### [Work order]
Each record must be retyped word for word.

Interface dataset entries:
((

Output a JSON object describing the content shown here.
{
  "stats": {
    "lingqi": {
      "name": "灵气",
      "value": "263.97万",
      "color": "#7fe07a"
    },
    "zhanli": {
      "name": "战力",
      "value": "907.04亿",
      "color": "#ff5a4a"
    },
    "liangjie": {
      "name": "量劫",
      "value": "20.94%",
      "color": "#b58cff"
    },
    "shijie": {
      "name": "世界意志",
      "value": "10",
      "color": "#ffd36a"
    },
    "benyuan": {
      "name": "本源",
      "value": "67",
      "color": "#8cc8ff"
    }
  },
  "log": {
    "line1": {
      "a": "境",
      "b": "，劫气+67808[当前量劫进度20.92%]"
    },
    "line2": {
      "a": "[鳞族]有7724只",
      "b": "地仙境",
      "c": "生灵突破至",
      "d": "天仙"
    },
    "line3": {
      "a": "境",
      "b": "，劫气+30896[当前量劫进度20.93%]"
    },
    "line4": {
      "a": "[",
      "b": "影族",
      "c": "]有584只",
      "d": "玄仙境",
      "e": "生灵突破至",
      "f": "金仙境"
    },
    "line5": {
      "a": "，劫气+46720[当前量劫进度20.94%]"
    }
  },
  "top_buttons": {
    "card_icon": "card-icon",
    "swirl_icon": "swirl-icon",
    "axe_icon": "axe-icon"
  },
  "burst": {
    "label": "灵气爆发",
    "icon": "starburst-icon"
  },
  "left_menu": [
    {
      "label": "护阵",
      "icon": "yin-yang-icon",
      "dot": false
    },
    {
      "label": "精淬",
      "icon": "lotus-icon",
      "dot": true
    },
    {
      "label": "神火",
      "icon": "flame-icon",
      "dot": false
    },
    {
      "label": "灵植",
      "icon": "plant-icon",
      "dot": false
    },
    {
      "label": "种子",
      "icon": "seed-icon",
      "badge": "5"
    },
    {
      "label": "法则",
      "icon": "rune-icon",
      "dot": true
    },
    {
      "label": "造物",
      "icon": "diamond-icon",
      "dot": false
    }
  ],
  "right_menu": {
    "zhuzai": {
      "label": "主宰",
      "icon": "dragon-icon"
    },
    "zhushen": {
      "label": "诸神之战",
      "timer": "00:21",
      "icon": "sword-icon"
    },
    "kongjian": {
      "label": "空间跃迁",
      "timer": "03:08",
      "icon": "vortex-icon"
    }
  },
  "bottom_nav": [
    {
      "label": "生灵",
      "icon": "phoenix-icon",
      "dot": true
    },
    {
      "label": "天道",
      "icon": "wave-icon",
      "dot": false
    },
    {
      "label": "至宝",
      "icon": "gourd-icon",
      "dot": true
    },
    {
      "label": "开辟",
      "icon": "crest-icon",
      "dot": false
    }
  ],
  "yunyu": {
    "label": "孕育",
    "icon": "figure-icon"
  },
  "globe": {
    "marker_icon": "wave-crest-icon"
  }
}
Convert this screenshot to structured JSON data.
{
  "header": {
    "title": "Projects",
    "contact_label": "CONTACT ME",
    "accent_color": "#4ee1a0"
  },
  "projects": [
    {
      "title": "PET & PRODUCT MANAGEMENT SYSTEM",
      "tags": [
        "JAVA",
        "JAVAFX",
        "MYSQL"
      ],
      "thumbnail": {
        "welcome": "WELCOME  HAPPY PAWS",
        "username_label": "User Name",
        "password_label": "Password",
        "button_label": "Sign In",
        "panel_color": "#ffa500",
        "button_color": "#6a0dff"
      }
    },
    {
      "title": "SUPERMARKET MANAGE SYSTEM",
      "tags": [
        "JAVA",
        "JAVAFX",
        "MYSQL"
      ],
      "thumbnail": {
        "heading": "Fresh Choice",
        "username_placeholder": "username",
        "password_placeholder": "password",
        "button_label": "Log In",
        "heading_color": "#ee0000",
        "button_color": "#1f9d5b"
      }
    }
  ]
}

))

### [Output below]
Output a JSON object describing the content shown here.
{
  "stats": {
    "lingqi": {
      "name": "灵气",
      "value": "263.97万",
      "color": "#7fe07a"
    },
    "zhanli": {
      "name": "战力",
      "value": "907.04亿",
      "color": "#ff5a4a"
    },
    "liangjie": {
      "name": "量劫",
      "value": "20.94%",
      "color": "#b58cff"
    },
    "shijie": {
      "name": "世界意志",
      "value": "10",
      "color": "#ffd36a"
    },
    "benyuan": {
      "name": "本源",
      "value": "67",
      "color": "#8cc8ff"
    }
  },
  "log": {
    "line1": {
      "a": "境",
      "b": "，劫气+67808[当前量劫进度20.92%]"
    },
    "line2": {
      "a": "[鳞族]有7724只",
      "b": "地仙境",
      "c": "生灵突破至",
      "d": "天仙"
    },
    "line3": {
      "a": "境",
      "b": "，劫气+30896[当前量劫进度20.93%]"
    },
    "line4": {
      "a": "[",
      "b": "影族",
      "c": "]有584只",
      "d": "玄仙境",
      "e": "生灵突破至",
      "f": "金仙境"
    },
    "line5": {
      "a": "，劫气+46720[当前量劫进度20.94%]"
    }
  },
  "top_buttons": {
    "card_icon": "card-icon",
    "swirl_icon": "swirl-icon",
    "axe_icon": "axe-icon"
  },
  "burst": {
    "label": "灵气爆发",
    "icon": "starburst-icon"
  },
  "left_menu": [
    {
      "label": "护阵",
      "icon": "yin-yang-icon",
      "dot": false
    },
    {
      "label": "精淬",
      "icon": "lotus-icon",
      "dot": true
    },
    {
      "label": "神火",
      "icon": "flame-icon",
      "dot": false
    },
    {
      "label": "灵植",
      "icon": "plant-icon",
      "dot": false
    },
    {
      "label": "种子",
      "icon": "seed-icon",
      "badge": "5"
    },
    {
      "label": "法则",
      "icon": "rune-icon",
      "dot": true
    },
    {
      "label": "造物",
      "icon": "diamond-icon",
      "dot": false
    }
  ],
  "right_menu": {
    "zhuzai": {
      "label": "主宰",
      "icon": "dragon-icon"
    },
    "zhushen": {
      "label": "诸神之战",
      "timer": "00:21",
      "icon": "sword-icon"
    },
    "kongjian": {
      "label": "空间跃迁",
      "timer": "03:08",
      "icon": "vortex-icon"
    }
  },
  "bottom_nav": [
    {
      "label": "生灵",
      "icon": "phoenix-icon",
      "dot": true
    },
    {
      "label": "天道",
      "icon": "wave-icon",
      "dot": false
    },
    {
      "label": "至宝",
      "icon": "gourd-icon",
      "dot": true
    },
    {
      "label": "开辟",
      "icon": "crest-icon",
      "dot": false
    }
  ],
  "yunyu": {
    "label": "孕育",
    "icon": "figure-icon"
  },
  "globe": {
    "marker_icon": "wave-crest-icon"
  }
}
Convert this screenshot to structured JSON data.
{
  "header": {
    "title": "Projects",
    "contact_label": "CONTACT ME",
    "accent_color": "#4ee1a0"
  },
  "projects": [
    {
      "title": "PET & PRODUCT MANAGEMENT SYSTEM",
      "tags": [
        "JAVA",
        "JAVAFX",
        "MYSQL"
      ],
      "thumbnail": {
        "welcome": "WELCOME  HAPPY PAWS",
        "username_label": "User Name",
        "password_label": "Password",
        "button_label": "Sign In",
        "panel_color": "#ffa500",
        "button_color": "#6a0dff"
      }
    },
    {
      "title": "SUPERMARKET MANAGE SYSTEM",
      "tags": [
        "JAVA",
        "JAVAFX",
        "MYSQL"
      ],
      "thumbnail": {
        "heading": "Fresh Choice",
        "username_placeholder": "username",
        "password_placeholder": "password",
        "button_label": "Log In",
        "heading_color": "#ee0000",
        "button_color": "#1f9d5b"
      }
    }
  ]
}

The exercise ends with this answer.